● WHAT IS NEEDED
Set down each line of the data exactly, but not the pictures.

----------------

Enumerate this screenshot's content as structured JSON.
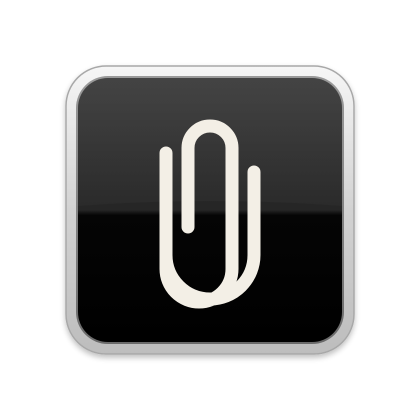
{
  "app_icon": {
    "icon": "paperclip-icon",
    "colors": {
      "background": "#ffffff",
      "bezel_light": "#f4f4f4",
      "bezel_dark": "#b9b9b9",
      "tile_top": "#2e2e2e",
      "tile_bottom": "#000000",
      "glyph": "#f3efe6"
    }
  }
}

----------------

● REPLY
Enumerate this screenshot's content as structured JSON.
{
  "app_icon": {
    "icon": "paperclip-icon",
    "colors": {
      "background": "#ffffff",
      "bezel_light": "#f4f4f4",
      "bezel_dark": "#b9b9b9",
      "tile_top": "#2e2e2e",
      "tile_bottom": "#000000",
      "glyph": "#f3efe6"
    }
  }
}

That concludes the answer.